Without adopting a categorical rule, we conclude that the present case does not meet the requirements of immediacy and reality. We begin with the immediacy requirement, noting again that contingency plays a role in applying this requirement as it does in applying the reality requirement. When Sandoz filed its suit, it was conducting a Phase III trial of a drug it hopes to make the subject of an FDA application. It told the National Institutes of Health that its trial would last until April 2015. Even that date, let alone any FDA approval, was several years away when Sandoz brought this suit. And if the Phase III trial uncovers material problems, Sandoz may, at a minimum, need to delay any FDA application considerably longer.
Any dispute about patent infringement is at present subject to significant uncertainties–concerning whether it will actually arise and if so what specific issues will require decision. Sandoz’s Phase III trial may fail in material ways.
At the same time, Sandoz has not shown that it will suffer an immediate and substantial adverse impact from not being able to seek or secure a patent adjudication before filing an application for FDA approval.
Although the Federal Circuit opinion answers the question of whether a company may avoid the BPCIA framework for resolving patent disputes prior to filing a biosimilar application with the FDA, it leaves other questions open. Notably, the Federal Circuit declined to address (1) whether particular hardships occasioned by a later patent challenge could establish the necessary immediate and substantial impact for a declaratory judgment action in the biosimilar context; (2) whether the BPCIA actually prohibited Sandoz’s suit (which Sandoz had argued as an alternative ground for dismissal in the District Court); and (3) whether, if and when Sandoz filed an application under the BPCIA, that statute would foreclose a declaratory judgment action.

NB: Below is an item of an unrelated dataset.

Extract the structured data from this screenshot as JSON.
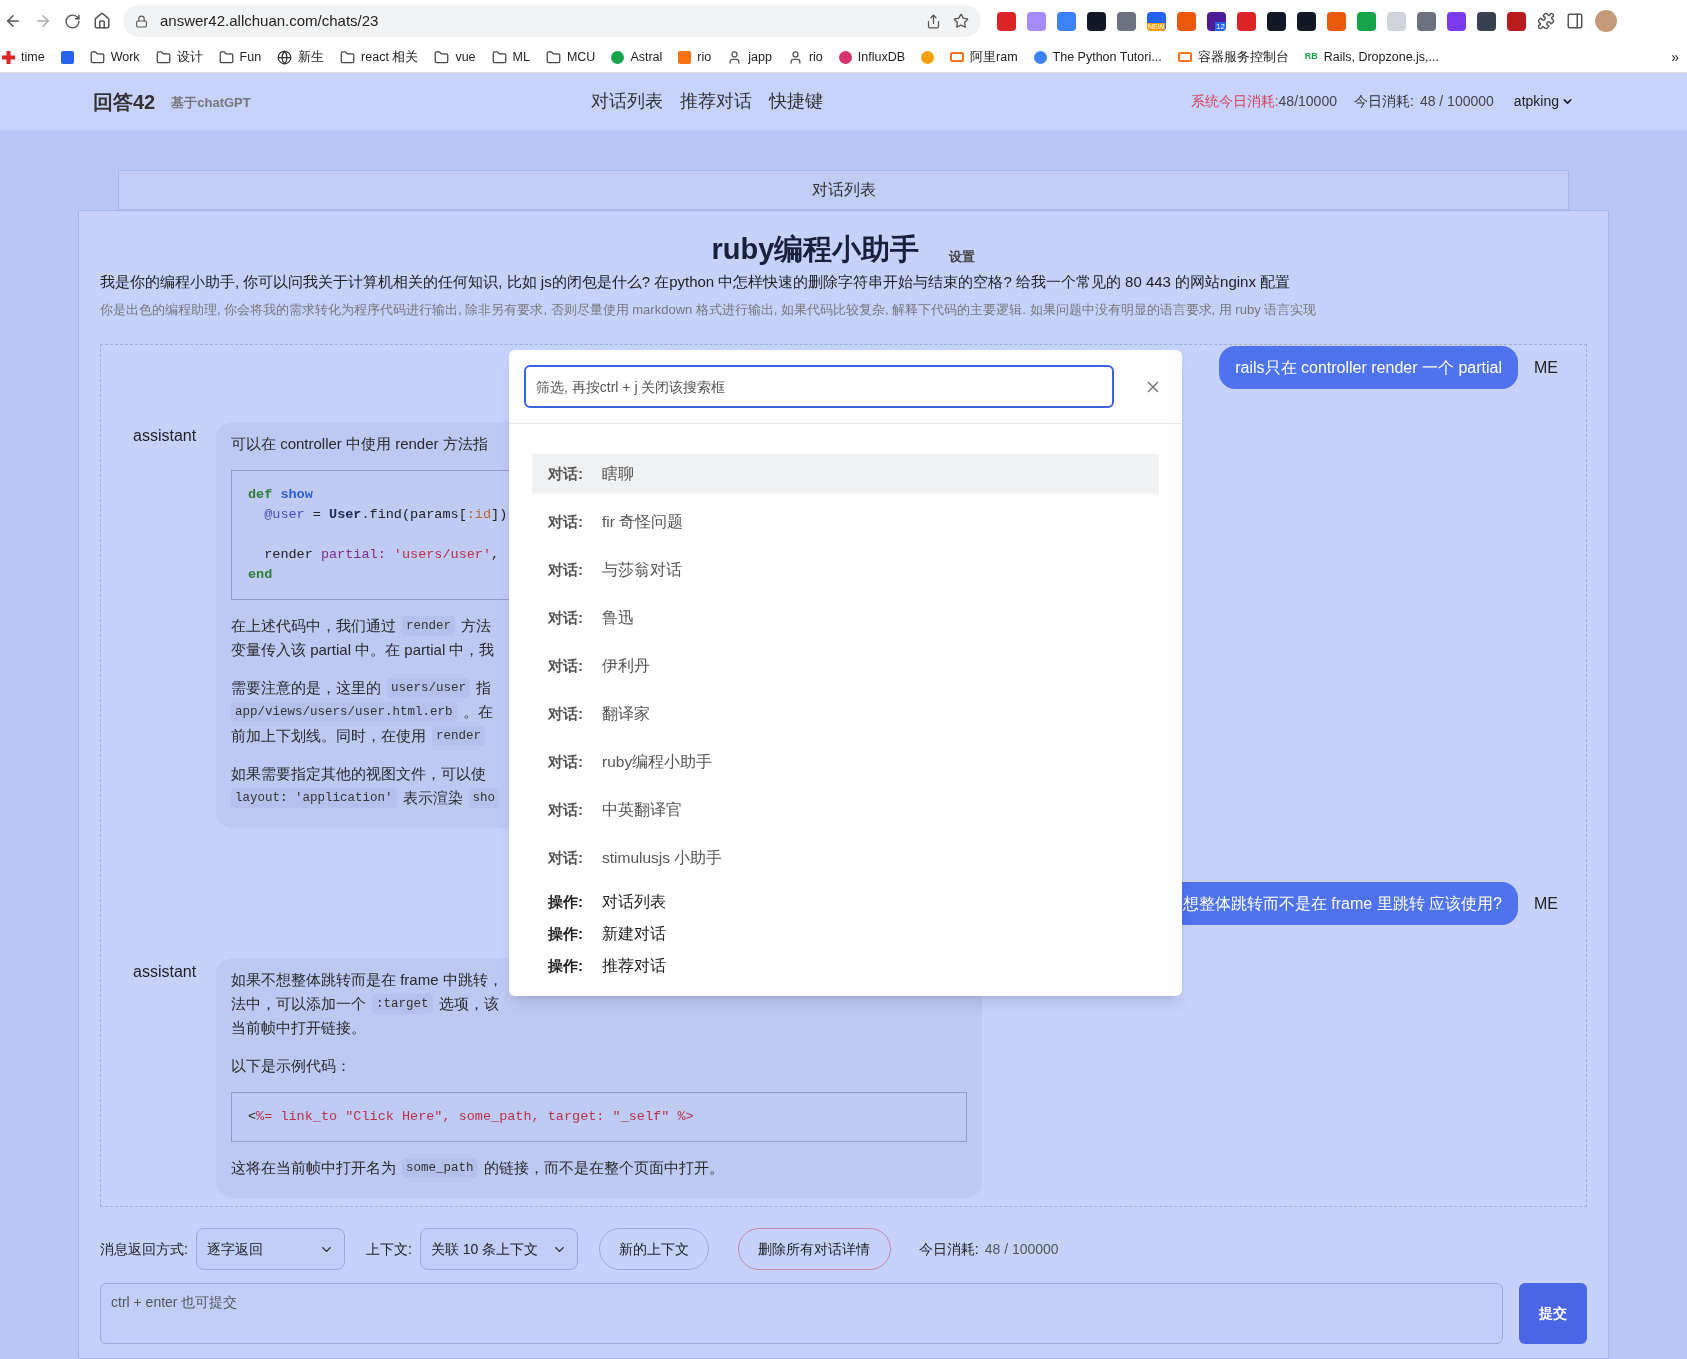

These questions have not been clarified elsewhere. So far, only two other District Court decisions have addressed declaratory judgment actions involving biosimilar applications under the BPCIA. See Celltrion Healthcare Co., Ltd. v. Kennedy Trust for Rheumatology Research, No. 14 Civ. 2256 (PAC) (S.D.N.Y. Dec. 1, 2014); Hospira, Inc. v. Janssen Biotech, Inc., No. 14 Civ. 7049 (PAC) (S.D.N.Y. Dec. 1, 2014). These decisions found subject matter jurisdiction lacking and held that, even if the Article III case or controversy standard were met by the declaratory judgment action, the court would in its discretion decline to hear the case in favor of the framework for resolving patent disputes set forth in the BPCIA.
The BPCIA’s patent dispute framework is also being challenged in a current litigation involving Sandoz’s proposed biosimilar to Amgen’s biologic Neupogen.® In that case, Sandoz had already applied to the FDA for approval to market its biosimilar. Sandoz, however, informed Amgen that it did not intend to adhere to the BPCIA patent dispute framework. As a consequence, Amgen brought a declaratory judgment suit against Sandoz alleging conversion and infringement, and seeking to enjoin Sandoz from marketing its biosimilar until it follows the BPCIA patent dispute requirements. See Amgen Inc. et al v. Sandoz Inc. et al, No. 14 Civ. 4741 (EDL) (N.D. Ca.) Amgen has also filed a Citizen Petition with the FDA requesting that it require all biosimilar applicants to certify that they will comply with the BPCIA framework to resolve patent disputes before the FDA accepts a biosimilar application for review. That petition will not affect Sandoz, whose application the FDA has already accepted. It may, however, cabin the actions of future biosimilar applicants seeking FDA marketing approval and mandate their use of the BPCIA framework to resolve patent disputes.
As more applicants use the BPCIA to seek approval to market biosimilars in the United States, we expect that the procedures to resolve patent disputes will continue to be the subject of significant litigation in the Courts, the Patent Office and the FDA.
To find out how the Federal Circuit’s Sandoz Inc. v. Amgen Inc. et al decision may affect your interests, please contact your usual Ropes & Gray attorney or one of the Ropes & Gray attorneys listed below.